A plane flew low between the black-spruce ridges as we set up our camp tonight. I checked the inReach reflexively to make sure we had not accidentally signaled for help. I do this every time we see a boat or a plane unexpectedly. I do not want to accidentally set off any alarms ever again.

Geoff says this is the most beautiful place we have camped all summer. He might be right. I loved the sprawling sandbars and beetle-green hills of the Tanana, but there is something about the way the sound of water is filling this dark valley with stars.

canyon camp

River Trip Journal 11

8/7/2017

Woke up early this morning and busted a move. Potstickers and salmon at midnight tided us over until now.

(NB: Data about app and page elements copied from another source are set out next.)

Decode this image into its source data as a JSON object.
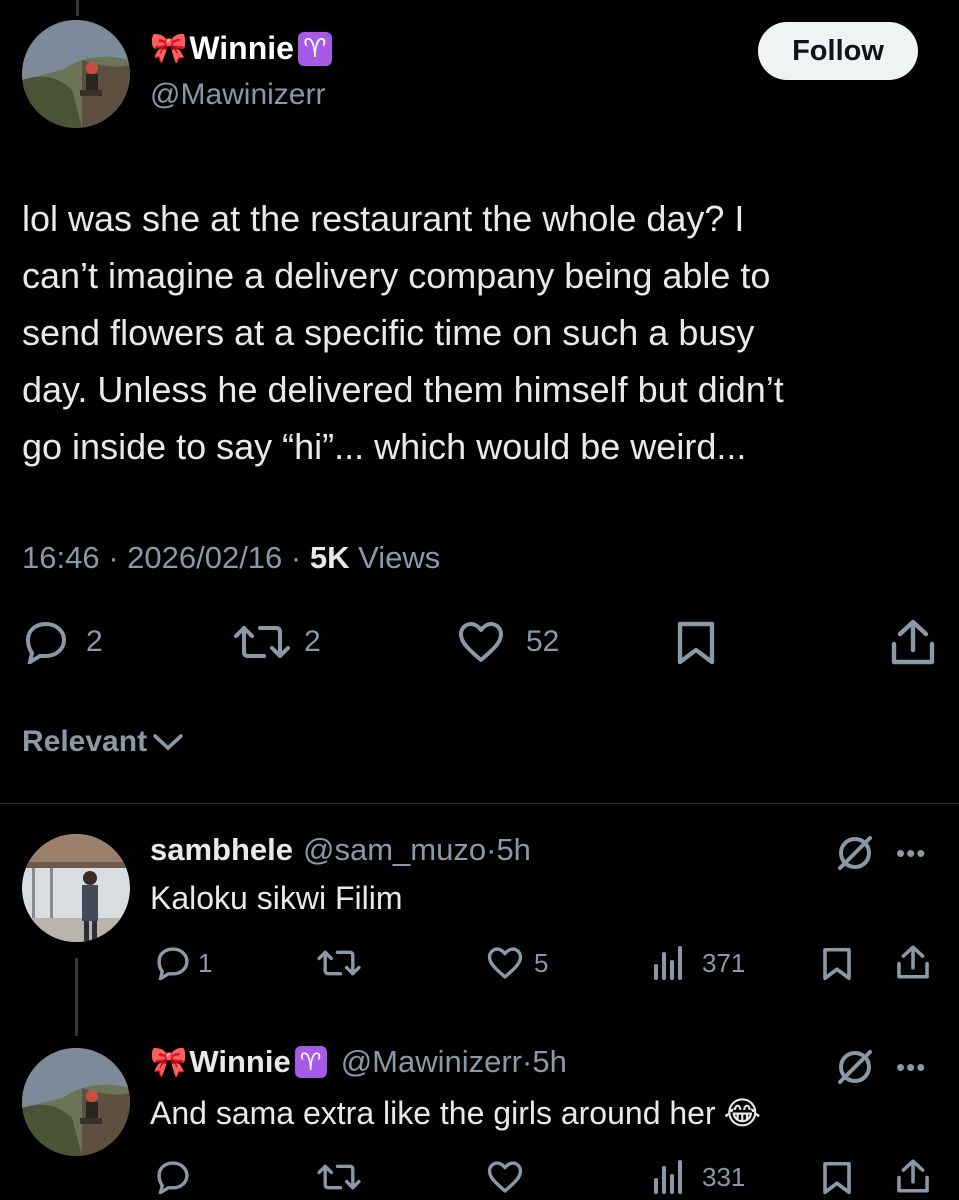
{
  "main_tweet": {
    "bow_emoji": "🎀",
    "display_name": "Winnie",
    "zodiac": "♈",
    "handle": "@Mawinizerr",
    "follow_label": "Follow",
    "text": "lol was she at the restaurant the whole day? I\ncan’t imagine a delivery company being able to\nsend flowers at a specific time on such a busy\nday. Unless he delivered them himself but didn’t\ngo inside to say “hi”... which would be weird...",
    "time": "16:46",
    "date": "2026/02/16",
    "views_count": "5K",
    "views_label": "Views",
    "reply_count": "2",
    "retweet_count": "2",
    "like_count": "52"
  },
  "sort_label": "Relevant",
  "replies": [
    {
      "display_name": "sambhele",
      "handle": "@sam_muzo",
      "age": "5h",
      "text": "Kaloku sikwi Filim",
      "reply_count": "1",
      "retweet_count": "",
      "like_count": "5",
      "views": "371"
    },
    {
      "bow_emoji": "🎀",
      "display_name": "Winnie",
      "zodiac": "♈",
      "handle": "@Mawinizerr",
      "age": "5h",
      "text": "And sama extra like the girls around her",
      "emoji": "😂",
      "reply_count": "",
      "retweet_count": "",
      "like_count": "",
      "views": "331"
    }
  ],
  "colors": {
    "background": "#000000",
    "text": "#e7e9ea",
    "muted": "#8b98a5",
    "zodiac_badge": "#a55be6",
    "follow_bg": "#eff3f4"
  }
}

The Chandalar is much colder than the Yukon. No more baths, alas! When we came out of Cutoff Slough, it felt like walking into a grocery store in an Arkansas summer: a sudden arctic blast.

We drove through a bit of burning forest just now. Thick, smoky air, bright sunlight catching in the billows, red-topped, dead-needled spruce. Lots of eagles today.

fires

Later:

The faster current is a little scary. I had to navigate some really shallow gravel bars and riffles as we left Venetie at dusk heading into the sun. It was definitely the toughest section of river I’ve driven yet.

happy keely lower chan drive

It was really lovely to see M. and get hugs from kids. Everyone was helpful and curious and welcoming. Sometimes I miss Venetie a lot.

Getting gas was a little tough. They don’t take cards. We worked it out after a few tries.

Surprise plane wreckage beside the river tonight. Not sure what to make of that. It’s only four miles from Venetie, but I’ve never heard of it. It’s filled with names and initials that I recognize, though, painted on or smudged into the dust and grime on the inside.
(Editor’s note: this plane crashed in 1997 after taking off from Venetie. No one was killed, though the wreck looks pretty terrifying)

planeplane tailGeoff plane inside

We had a harder time finding a camp than we have in the past. The shores are mostly cobble now, where before they were sand.

keely boobs?

I’m nervous about navigating the canyon as we turn onto the East Fork, probably tomorrow night. We will be gaining a lot of elevation, and I’m not sure what to expect exactly. Everyone says we’re doing well to try this at high water, and that now is the highest it’s been all summer, so our chances are good, whatever that means.

plane camp moonplane camp sunsetsilhouettes